Is inheritance tax a voluntary tax?
Inheritance Tax (IHT) has been charged in Britain for hundreds of years, and was first introduced as part of the Stamps Act 1694, in order to help fund the war of the league of Augsburg.
Nicknamed the “death tax”, it is paid when a person dies and leaves their assets to their beneficiaries, normally via instructions set out in their will. IHT is often seen as one of the worst taxes to pay, and Benjamin Franklin famously said, “the only things certain in life are death and taxes”. Inheritance Tax touches on both.
IHT is charged on a deceased person’s “estate” at a rate of 40% above a threshold, currently set at £325,000. In other words, when you leave this world, Her Majesty’s Revenue and Customs (the tax authorities) will add up everything you own, subtract a figure of £325,000, and then tax the remaining amount at 40%. Ouch.
Assets that are taxable include:
· Cash & Investments
· Chattels (Art, Jewelry, Family Heirlooms)
· Cars & Property
· Business Interests
When the heirs loom.
To give away (bequeath) one’s assets in a will to loved ones, or a cause which is dear to them, such as the local charity, should in many people’s eyes, be a fundamental right. How can one not be allowed to provide for your children when one has passed?
The IHT rates in Britain are high, but what about the rest of the world?
Japan’s highest rate of IHT is 55%, and revenue generated from taxing deceased estates generates 0.5% of their total GDP.
On the other hand, America is proposing to have no Inheritance Tax whatsoever, as many believe that the fruits of their labour have already been taxed.
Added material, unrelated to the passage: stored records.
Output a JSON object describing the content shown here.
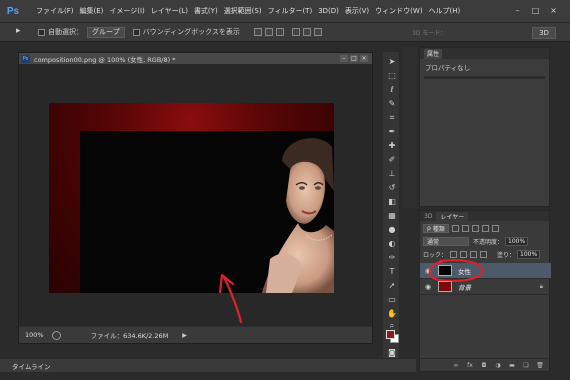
{
  "app": {
    "logo": "Ps"
  },
  "menu": [
    "ファイル(F)",
    "編集(E)",
    "イメージ(I)",
    "レイヤー(L)",
    "書式(Y)",
    "選択範囲(S)",
    "フィルター(T)",
    "3D(D)",
    "表示(V)",
    "ウィンドウ(W)",
    "ヘルプ(H)"
  ],
  "window_controls": {
    "minimize": "–",
    "maximize": "□",
    "close": "×"
  },
  "options": {
    "auto_select_label": "自動選択：",
    "auto_select_value": "グループ",
    "bounding_box_label": "バウンディングボックスを表示",
    "mode_3d_label": "3D モード：",
    "btn_3d": "3D"
  },
  "document": {
    "title": "composition00.png @ 100% (女性, RGB/8) *",
    "zoom": "100%",
    "file_info": "ファイル：634.6K/2.26M",
    "status_arrow": "▶"
  },
  "properties": {
    "tab": "属性",
    "text": "プロパティなし"
  },
  "layers": {
    "tabs": [
      "3D",
      "レイヤー"
    ],
    "kind_label": "種類",
    "blend_mode": "通常",
    "opacity_label": "不透明度：",
    "opacity_value": "100%",
    "lock_label": "ロック：",
    "fill_label": "塗り：",
    "fill_value": "100%",
    "items": [
      {
        "name": "女性",
        "selected": true
      },
      {
        "name": "背景",
        "selected": false,
        "locked": true
      }
    ]
  },
  "timeline": {
    "label": "タイムライン"
  },
  "colors": {
    "foreground": "#8b1a1a",
    "background": "#ffffff",
    "selected_layer": "#4e5a6a",
    "annotation": "#e0202a"
  }
}
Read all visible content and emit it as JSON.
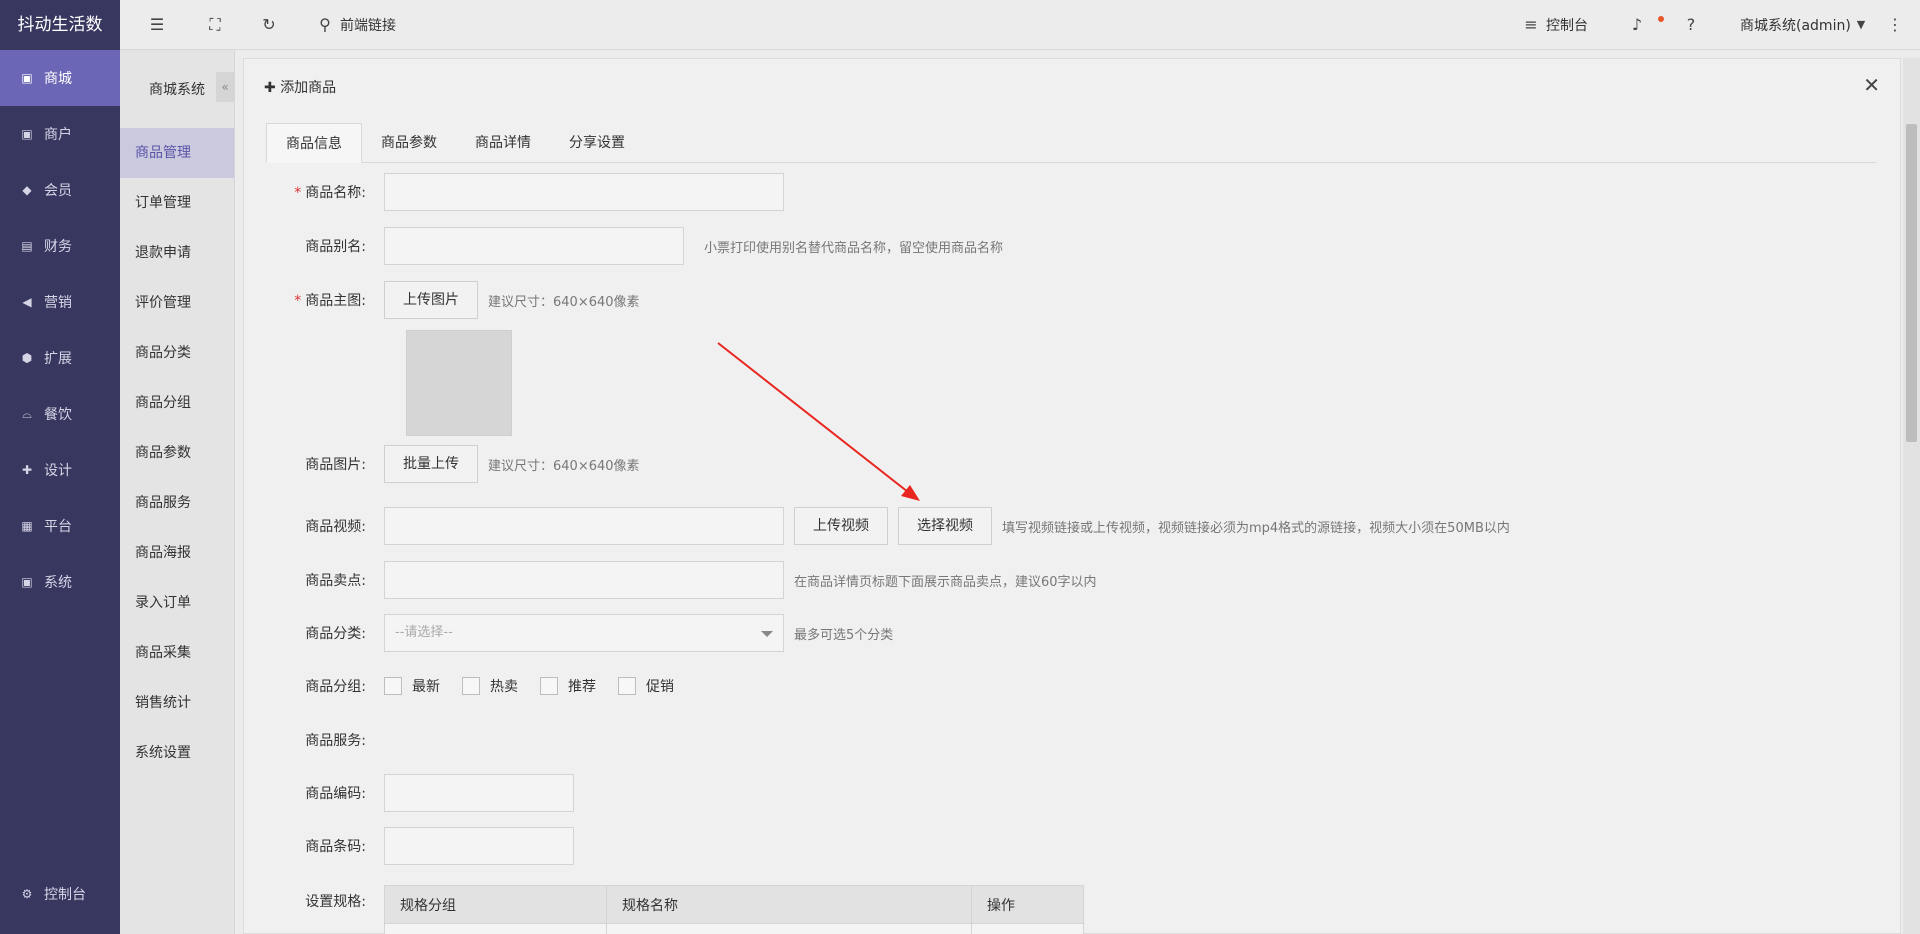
{
  "brand": "抖动生活数",
  "sidebar_main": {
    "items": [
      {
        "label": "商城",
        "icon": "shop-icon",
        "glyph": "▣"
      },
      {
        "label": "商户",
        "icon": "merchant-icon",
        "glyph": "▣"
      },
      {
        "label": "会员",
        "icon": "member-icon",
        "glyph": "◆"
      },
      {
        "label": "财务",
        "icon": "finance-icon",
        "glyph": "▤"
      },
      {
        "label": "营销",
        "icon": "megaphone-icon",
        "glyph": "◀"
      },
      {
        "label": "扩展",
        "icon": "cube-icon",
        "glyph": "⬢"
      },
      {
        "label": "餐饮",
        "icon": "dining-icon",
        "glyph": "⌓"
      },
      {
        "label": "设计",
        "icon": "puzzle-icon",
        "glyph": "✚"
      },
      {
        "label": "平台",
        "icon": "grid-icon",
        "glyph": "▦"
      },
      {
        "label": "系统",
        "icon": "monitor-icon",
        "glyph": "▣"
      }
    ],
    "bottom": {
      "label": "控制台",
      "icon": "gear-icon",
      "glyph": "⚙"
    }
  },
  "sidebar_sub": {
    "title": "商城系统",
    "collapse_glyph": "«",
    "items": [
      "商品管理",
      "订单管理",
      "退款申请",
      "评价管理",
      "商品分类",
      "商品分组",
      "商品参数",
      "商品服务",
      "商品海报",
      "录入订单",
      "商品采集",
      "销售统计",
      "系统设置"
    ]
  },
  "topbar": {
    "frontend_link": "前端链接",
    "console": "控制台",
    "user": "商城系统(admin)"
  },
  "panel": {
    "title": "添加商品",
    "close": "✕",
    "tabs": [
      "商品信息",
      "商品参数",
      "商品详情",
      "分享设置"
    ]
  },
  "form": {
    "name_label": "商品名称:",
    "alias_label": "商品别名:",
    "alias_hint": "小票打印使用别名替代商品名称，留空使用商品名称",
    "main_img_label": "商品主图:",
    "upload_image_btn": "上传图片",
    "size_hint": "建议尺寸：640×640像素",
    "gallery_label": "商品图片:",
    "batch_upload_btn": "批量上传",
    "video_label": "商品视频:",
    "upload_video_btn": "上传视频",
    "select_video_btn": "选择视频",
    "video_hint": "填写视频链接或上传视频，视频链接必须为mp4格式的源链接，视频大小须在50MB以内",
    "selling_label": "商品卖点:",
    "selling_hint": "在商品详情页标题下面展示商品卖点，建议60字以内",
    "category_label": "商品分类:",
    "category_placeholder": "--请选择--",
    "category_hint": "最多可选5个分类",
    "group_label": "商品分组:",
    "groups": [
      "最新",
      "热卖",
      "推荐",
      "促销"
    ],
    "service_label": "商品服务:",
    "code_label": "商品编码:",
    "barcode_label": "商品条码:",
    "spec_label": "设置规格:",
    "spec_headers": [
      "规格分组",
      "规格名称",
      "操作"
    ]
  },
  "colors": {
    "sidebar": "#383760",
    "active": "#6b66b5",
    "arrow": "#e8251f"
  }
}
Australia, Canada, India and Norway no longer have IHT. Sweden abolished their death taxes in 2004.
In Britain, the tax levied by HMRC must be paid before the beneficiaries can receive their inheritance, and a large IHT bill can often be destructive, causing the closure of family companies, and forcing the sale of ancestral properties. Before the second world war, people in Britain were more likely to pay IHT than Income Tax.
But do we have to pay IHT, or are there ways around it?
The former Chancellor, Roy Jenkins (1967 to 1970), once famously said of Inheritance Tax that it is a “voluntary levy, paid by those who distrust their heirs more than they dislike the Inland Revenue”.
Here are 6 ways to reduce your IHT bill…
1. Make full use of the Nil-Rate-Band (NRB.):
If married, leave your assets to your spouse, as there is no tax payable. If both spouses make full use of the NRB, there is no tax payable on assets up to £650,000 in value (plus an additional £100,000 allowance per spouse for your main residence).
2. Give it away:
You can give away £3,000 worth of gifts each tax year. Gifts to individuals totaling £250 or less in any one tax year are exempt, with no limit on how many people you donate to. A gift of £5,000 from a parent to a child getting married is also exempt, as well as gifts of £2,500 from grandparents. Charities and political parties may also receive donations, which are then mostly exempt from IHT.
3. Set up a Trust:
Establishing a Trust is not as complicated as it seems, and is a service offered by most Life Companies. Discretionary Trusts empower the Trustees to make decisions, upon instruction, and can be free of IHT. Accumulation & Maintenance Trusts enable parents to leave assets for the benefit of their children, under the age of 25 years. Pension-Trusts, such as Q.N.U.P.S., are increasingly being used as a vehicle for one’s assets, before and during one’s retirement years.
4. Use your Home:
More often than not, the family home is the most valuable asset that one owns. By utilising an Equity Release Scheme (Home Reversion Scheme), capital from the house is freed up, and can then be spent or given away.
5. Get covered:
By establishing a Life Insurance Policy “in trust”, the pay out upon death is exempt for IHT purposes and is paid directly to one’s beneficiaries. By calculating one’s current IHT liability, and taking out a Life Policy to the value of this liability, the net return would then be a reduction in one’s overall loss of assets.
6. Spend it:
Why not ! Its your money, you’ve worked hard for it, so why not. SKI’ers are increasing, and the trend of Spending Kid’s Inheritance is on the rise. That around-the-world cruise that you’ve always wanted. Go for it. It can’t be taxed if it’s already spent.